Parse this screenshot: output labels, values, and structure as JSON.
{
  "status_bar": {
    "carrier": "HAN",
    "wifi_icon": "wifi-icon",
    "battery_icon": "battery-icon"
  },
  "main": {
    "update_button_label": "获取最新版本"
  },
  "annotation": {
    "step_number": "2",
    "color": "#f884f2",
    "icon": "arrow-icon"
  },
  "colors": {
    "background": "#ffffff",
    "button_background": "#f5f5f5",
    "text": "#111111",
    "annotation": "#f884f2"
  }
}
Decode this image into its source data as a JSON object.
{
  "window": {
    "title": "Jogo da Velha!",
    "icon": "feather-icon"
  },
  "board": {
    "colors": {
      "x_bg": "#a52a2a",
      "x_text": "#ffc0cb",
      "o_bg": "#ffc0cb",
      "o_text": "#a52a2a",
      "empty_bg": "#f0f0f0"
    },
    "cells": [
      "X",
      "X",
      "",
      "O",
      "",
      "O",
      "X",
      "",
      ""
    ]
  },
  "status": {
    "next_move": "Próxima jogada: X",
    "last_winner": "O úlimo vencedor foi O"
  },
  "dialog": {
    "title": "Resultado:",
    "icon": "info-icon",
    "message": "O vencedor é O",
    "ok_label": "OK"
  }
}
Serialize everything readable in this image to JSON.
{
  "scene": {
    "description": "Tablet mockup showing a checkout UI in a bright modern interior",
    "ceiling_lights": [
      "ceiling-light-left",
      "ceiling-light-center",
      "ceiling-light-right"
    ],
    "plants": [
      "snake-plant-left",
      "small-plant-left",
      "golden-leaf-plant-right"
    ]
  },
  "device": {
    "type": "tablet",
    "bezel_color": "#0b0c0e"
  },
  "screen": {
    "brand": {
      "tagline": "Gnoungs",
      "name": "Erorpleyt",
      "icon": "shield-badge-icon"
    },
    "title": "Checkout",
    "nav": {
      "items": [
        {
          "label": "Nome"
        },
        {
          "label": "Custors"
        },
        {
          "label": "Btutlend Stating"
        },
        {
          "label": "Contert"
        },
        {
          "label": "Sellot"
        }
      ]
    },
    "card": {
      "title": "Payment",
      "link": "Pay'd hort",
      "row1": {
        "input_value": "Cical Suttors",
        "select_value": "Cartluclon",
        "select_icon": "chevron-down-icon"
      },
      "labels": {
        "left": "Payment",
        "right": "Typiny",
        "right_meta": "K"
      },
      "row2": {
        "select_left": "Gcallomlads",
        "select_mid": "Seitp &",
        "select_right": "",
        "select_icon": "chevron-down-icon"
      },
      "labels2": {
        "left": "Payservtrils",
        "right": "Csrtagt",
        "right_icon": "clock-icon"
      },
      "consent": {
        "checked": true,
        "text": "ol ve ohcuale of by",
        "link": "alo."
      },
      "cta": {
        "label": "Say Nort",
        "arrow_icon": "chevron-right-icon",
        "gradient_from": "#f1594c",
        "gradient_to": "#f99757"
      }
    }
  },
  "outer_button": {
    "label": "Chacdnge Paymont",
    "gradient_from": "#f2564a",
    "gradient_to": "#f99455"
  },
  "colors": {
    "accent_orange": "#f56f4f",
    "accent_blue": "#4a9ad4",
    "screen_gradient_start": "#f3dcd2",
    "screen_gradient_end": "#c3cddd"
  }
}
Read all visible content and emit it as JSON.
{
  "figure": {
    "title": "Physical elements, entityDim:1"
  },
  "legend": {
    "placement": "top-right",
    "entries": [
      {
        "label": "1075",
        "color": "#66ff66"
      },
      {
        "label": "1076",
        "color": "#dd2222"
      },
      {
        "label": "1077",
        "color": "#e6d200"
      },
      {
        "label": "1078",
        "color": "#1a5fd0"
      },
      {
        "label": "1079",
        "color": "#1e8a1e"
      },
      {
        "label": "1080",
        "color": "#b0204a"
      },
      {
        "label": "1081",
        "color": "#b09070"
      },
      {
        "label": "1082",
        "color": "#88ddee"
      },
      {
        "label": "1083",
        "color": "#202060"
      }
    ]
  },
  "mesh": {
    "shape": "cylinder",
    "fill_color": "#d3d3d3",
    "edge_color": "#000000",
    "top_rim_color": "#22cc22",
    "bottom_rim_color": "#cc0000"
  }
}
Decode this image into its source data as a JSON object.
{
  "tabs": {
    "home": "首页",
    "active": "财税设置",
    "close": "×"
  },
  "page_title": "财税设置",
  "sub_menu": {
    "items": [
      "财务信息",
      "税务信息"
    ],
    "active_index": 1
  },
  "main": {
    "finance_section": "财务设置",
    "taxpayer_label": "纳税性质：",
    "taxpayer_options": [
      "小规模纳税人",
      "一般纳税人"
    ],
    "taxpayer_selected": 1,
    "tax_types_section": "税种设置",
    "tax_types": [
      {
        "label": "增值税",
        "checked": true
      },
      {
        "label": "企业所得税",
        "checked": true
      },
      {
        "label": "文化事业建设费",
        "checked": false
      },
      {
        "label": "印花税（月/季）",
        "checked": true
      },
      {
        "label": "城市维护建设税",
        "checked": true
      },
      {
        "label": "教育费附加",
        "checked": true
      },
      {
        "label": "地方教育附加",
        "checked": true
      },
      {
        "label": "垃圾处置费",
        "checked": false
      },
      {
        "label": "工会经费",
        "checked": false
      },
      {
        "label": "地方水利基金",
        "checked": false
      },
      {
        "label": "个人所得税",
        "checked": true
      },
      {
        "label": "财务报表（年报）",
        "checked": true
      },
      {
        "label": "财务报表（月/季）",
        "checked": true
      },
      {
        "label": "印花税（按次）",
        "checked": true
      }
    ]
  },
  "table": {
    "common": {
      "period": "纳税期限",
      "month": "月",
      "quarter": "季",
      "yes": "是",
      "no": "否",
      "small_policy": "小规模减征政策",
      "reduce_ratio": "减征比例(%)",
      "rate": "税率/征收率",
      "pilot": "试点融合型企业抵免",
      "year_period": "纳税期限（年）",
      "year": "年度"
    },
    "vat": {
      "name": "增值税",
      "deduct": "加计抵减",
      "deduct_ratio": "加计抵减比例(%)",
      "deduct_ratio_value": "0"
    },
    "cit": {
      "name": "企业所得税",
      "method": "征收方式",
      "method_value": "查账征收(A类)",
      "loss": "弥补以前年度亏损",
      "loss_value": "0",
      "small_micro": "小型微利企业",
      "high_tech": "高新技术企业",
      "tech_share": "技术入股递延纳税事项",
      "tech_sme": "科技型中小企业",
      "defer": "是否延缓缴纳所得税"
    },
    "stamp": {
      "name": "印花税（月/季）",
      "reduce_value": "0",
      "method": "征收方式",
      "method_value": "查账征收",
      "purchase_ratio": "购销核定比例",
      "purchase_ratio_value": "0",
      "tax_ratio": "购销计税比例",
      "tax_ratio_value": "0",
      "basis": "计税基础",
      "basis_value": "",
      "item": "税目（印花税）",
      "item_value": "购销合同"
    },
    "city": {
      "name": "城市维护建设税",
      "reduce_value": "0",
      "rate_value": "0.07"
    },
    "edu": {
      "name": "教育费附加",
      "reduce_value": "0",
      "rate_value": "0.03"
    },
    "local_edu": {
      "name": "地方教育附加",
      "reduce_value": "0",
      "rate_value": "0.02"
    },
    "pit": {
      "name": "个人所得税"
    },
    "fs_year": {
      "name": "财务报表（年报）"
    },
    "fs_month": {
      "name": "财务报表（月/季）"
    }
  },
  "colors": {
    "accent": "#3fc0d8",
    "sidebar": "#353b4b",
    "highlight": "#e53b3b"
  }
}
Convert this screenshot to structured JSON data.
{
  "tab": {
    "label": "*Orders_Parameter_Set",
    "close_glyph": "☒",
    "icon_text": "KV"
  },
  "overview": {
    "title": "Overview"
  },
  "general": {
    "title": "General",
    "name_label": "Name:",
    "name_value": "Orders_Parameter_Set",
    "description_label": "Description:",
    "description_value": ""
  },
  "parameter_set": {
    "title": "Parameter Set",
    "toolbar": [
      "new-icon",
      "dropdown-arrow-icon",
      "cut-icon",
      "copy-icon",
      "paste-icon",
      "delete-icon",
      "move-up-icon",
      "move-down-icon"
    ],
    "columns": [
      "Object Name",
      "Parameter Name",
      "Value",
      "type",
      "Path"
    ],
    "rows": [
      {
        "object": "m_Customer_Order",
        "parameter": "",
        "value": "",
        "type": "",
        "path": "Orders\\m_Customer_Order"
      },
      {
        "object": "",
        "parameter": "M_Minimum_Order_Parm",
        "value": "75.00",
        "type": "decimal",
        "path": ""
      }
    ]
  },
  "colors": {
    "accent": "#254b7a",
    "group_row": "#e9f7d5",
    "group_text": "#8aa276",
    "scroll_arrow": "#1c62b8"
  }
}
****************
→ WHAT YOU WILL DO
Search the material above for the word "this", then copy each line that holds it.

→ REPLY TO THE TASK
Parse this screenshot: output labels, values, and structure as JSON.
Decode this image into its source data as a JSON object.
Serialize everything readable in this image to JSON.
Decode this image into its source data as a JSON object.
Convert this screenshot to structured JSON data.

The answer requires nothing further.